As writers, our characters are an integral part of us, and the more realistic we can make them in our heads, the more realistic we can make them on the page. If your character becomes so real you can talk to them and have them answer back, you’re on the right track. If you don’t feel like you want your characters to be real enough to talk to, then you’re missing out on a lot of substance that can make your story shine. You don’t have to be best friends with the people in your head, but it’s good to learn how to open yourself up to communication with them when the need arises. Try this exercise and see if it works for you.
Start by picking one of your characters. Think about what they can tell you, what they might be able to help you understand, and perhaps even some things they may or may not know anything about. Come up with a few questions for them that you would like them to answer for you, as though you’re going to conduct an interview. And now? Talk with them! It might feel awkward at first, and that’s okay! It’ll take practice! But don’t discuss any in-depth topics with them until you get past that uncomfortable stage. For some ideas of how to start, you can ask them how their day is going, and even why they feel that way about it (you never know where important details will come from). Ask them about their interests and hobbies, even if you think you already know the answer. Speak to them as though they’re someone you’ve just met.
Once you’re out of the awkward stage, you can go deeper. Ask them anything you like! Try to identify some of the things that your are having trouble with in your story.
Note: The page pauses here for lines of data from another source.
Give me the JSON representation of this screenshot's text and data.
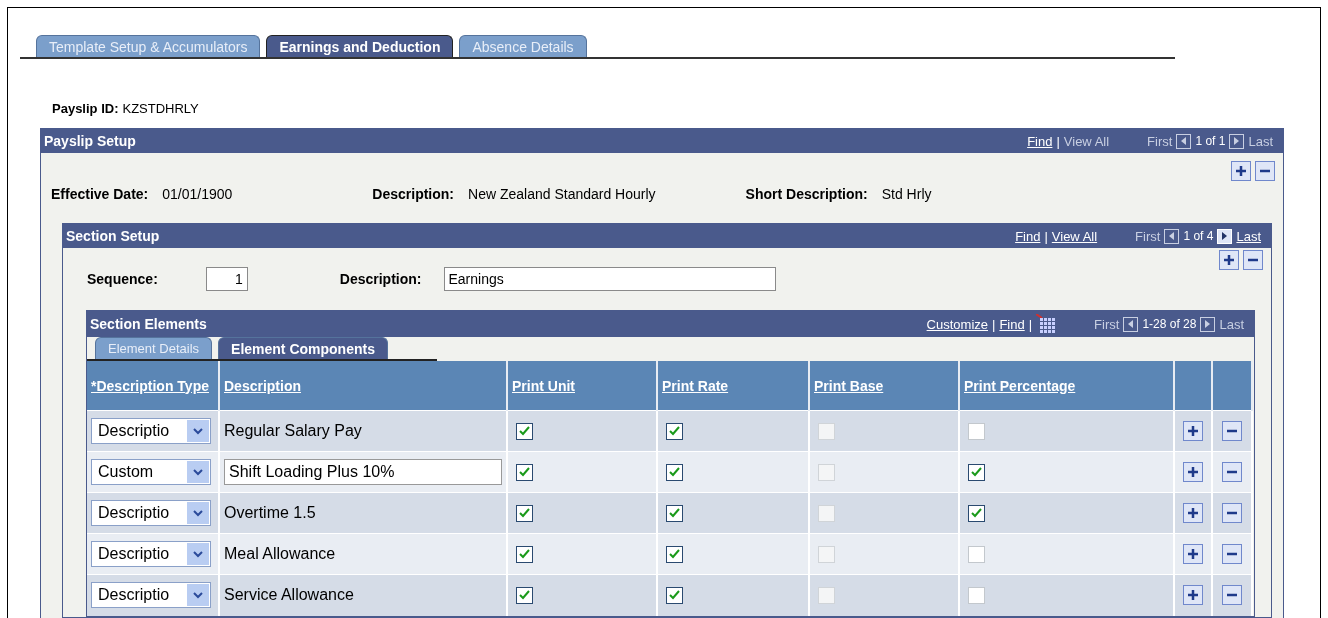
{
  "tabs": [
    {
      "label": "Template Setup & Accumulators",
      "selected": false
    },
    {
      "label": "Earnings and Deduction",
      "selected": true
    },
    {
      "label": "Absence Details",
      "selected": false
    }
  ],
  "payslip_id": {
    "label": "Payslip ID:",
    "value": "KZSTDHRLY"
  },
  "payslip_setup": {
    "title": "Payslip Setup",
    "nav": {
      "separator": "|",
      "links": [
        {
          "text": "Find",
          "enabled": true
        },
        {
          "text": "View All",
          "enabled": false
        }
      ],
      "first": {
        "text": "First",
        "enabled": false
      },
      "prev_enabled": false,
      "count": "1 of 1",
      "next_enabled": false,
      "last": {
        "text": "Last",
        "enabled": false
      }
    },
    "fields": [
      {
        "label": "Effective Date:",
        "value": "01/01/1900"
      },
      {
        "label": "Description:",
        "value": "New Zealand Standard Hourly"
      },
      {
        "label": "Short Description:",
        "value": "Std Hrly"
      }
    ]
  },
  "section_setup": {
    "title": "Section Setup",
    "nav": {
      "separator": "|",
      "links": [
        {
          "text": "Find",
          "enabled": true
        },
        {
          "text": "View All",
          "enabled": true
        }
      ],
      "first": {
        "text": "First",
        "enabled": false
      },
      "prev_enabled": false,
      "count": "1 of 4",
      "next_enabled": true,
      "last": {
        "text": "Last",
        "enabled": true
      }
    },
    "sequence": {
      "label": "Sequence:",
      "value": "1"
    },
    "description": {
      "label": "Description:",
      "value": "Earnings"
    }
  },
  "section_elements": {
    "title": "Section Elements",
    "nav": {
      "separator": "|",
      "links": [
        {
          "text": "Customize",
          "enabled": true
        },
        {
          "text": "Find",
          "enabled": true
        }
      ],
      "grid_button": true,
      "first": {
        "text": "First",
        "enabled": false
      },
      "prev_enabled": false,
      "count": "1-28 of 28",
      "next_enabled": false,
      "last": {
        "text": "Last",
        "enabled": false
      }
    },
    "tabs": [
      {
        "label": "Element Details",
        "selected": false
      },
      {
        "label": "Element Components",
        "selected": true
      }
    ],
    "columns": [
      "*Description Type",
      "Description",
      "Print Unit",
      "Print Rate",
      "Print Base",
      "Print Percentage"
    ],
    "rows": [
      {
        "type": "Descriptio",
        "kind": "text",
        "description": "Regular Salary Pay",
        "print_unit": {
          "checked": true,
          "disabled": false
        },
        "print_rate": {
          "checked": true,
          "disabled": false
        },
        "print_base": {
          "checked": false,
          "disabled": true
        },
        "print_percentage": {
          "checked": false,
          "disabled": false
        }
      },
      {
        "type": "Custom",
        "kind": "input",
        "description": "Shift Loading Plus 10%",
        "print_unit": {
          "checked": true,
          "disabled": false
        },
        "print_rate": {
          "checked": true,
          "disabled": false
        },
        "print_base": {
          "checked": false,
          "disabled": true
        },
        "print_percentage": {
          "checked": true,
          "disabled": false
        }
      },
      {
        "type": "Descriptio",
        "kind": "text",
        "description": "Overtime 1.5",
        "print_unit": {
          "checked": true,
          "disabled": false
        },
        "print_rate": {
          "checked": true,
          "disabled": false
        },
        "print_base": {
          "checked": false,
          "disabled": true
        },
        "print_percentage": {
          "checked": true,
          "disabled": false
        }
      },
      {
        "type": "Descriptio",
        "kind": "text",
        "description": "Meal Allowance",
        "print_unit": {
          "checked": true,
          "disabled": false
        },
        "print_rate": {
          "checked": true,
          "disabled": false
        },
        "print_base": {
          "checked": false,
          "disabled": true
        },
        "print_percentage": {
          "checked": false,
          "disabled": false
        }
      },
      {
        "type": "Descriptio",
        "kind": "text",
        "description": "Service Allowance",
        "print_unit": {
          "checked": true,
          "disabled": false
        },
        "print_rate": {
          "checked": true,
          "disabled": false
        },
        "print_base": {
          "checked": false,
          "disabled": true
        },
        "print_percentage": {
          "checked": false,
          "disabled": false
        }
      }
    ]
  }
}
For example:
Do you have well-developed characters, but no exciting plot to put them in? Ask them about what drives them! What would make them angry, or sad, or happy enough to change their everyday life? What do they care most about? What quirks about them can you play with and turn into plot points? How can their personality play off those of the other people in the story? Any of these answers might lead you to the plot you’ve been searching for!
Is your setting too vague? Creating a world bible on your own can be invaluable, but your characters can help here too. Ask about their surroundings, about their favorite and least favorite places to go where they live. Ask about what the locals wear, what they eat, and what makes them unique. Not only can you get a lot of information here to add to what you may already know, but you can see it through the perspective of a person, rather than through the textbook-like words of a world bible. These kinds of questions can help you better convey the setting to your audience, or it can simply be used to clarify things for you that won’t end up in the story, but are still just as important for you to know.
Stuck wondering how your character might respond in a situation? Come up with multiple reactions and ask your character which they feel would fit them best.
Don’t have any problems at all? Talk to your characters anyway! Ask them what they think of their story. They might point out a few details you missed.
But what if my character isn’t responding to my questions? You might not have convinced them to talk to you yet, but keep trying to coax them out. One thing you can try is coming up with your own responses, but intentionally make them the wrong ones. Messing things up on purpose might get them to speak up just to correct you.
This is just the beginning! There are so many things your character can solve for you, and the better you get to know them, the better they can help you. Keep your connection with them strong and, as you write, they will come to be your guides through your story.
We're all writers, we're all moms, writing our way through the "brambles" of life and our stories.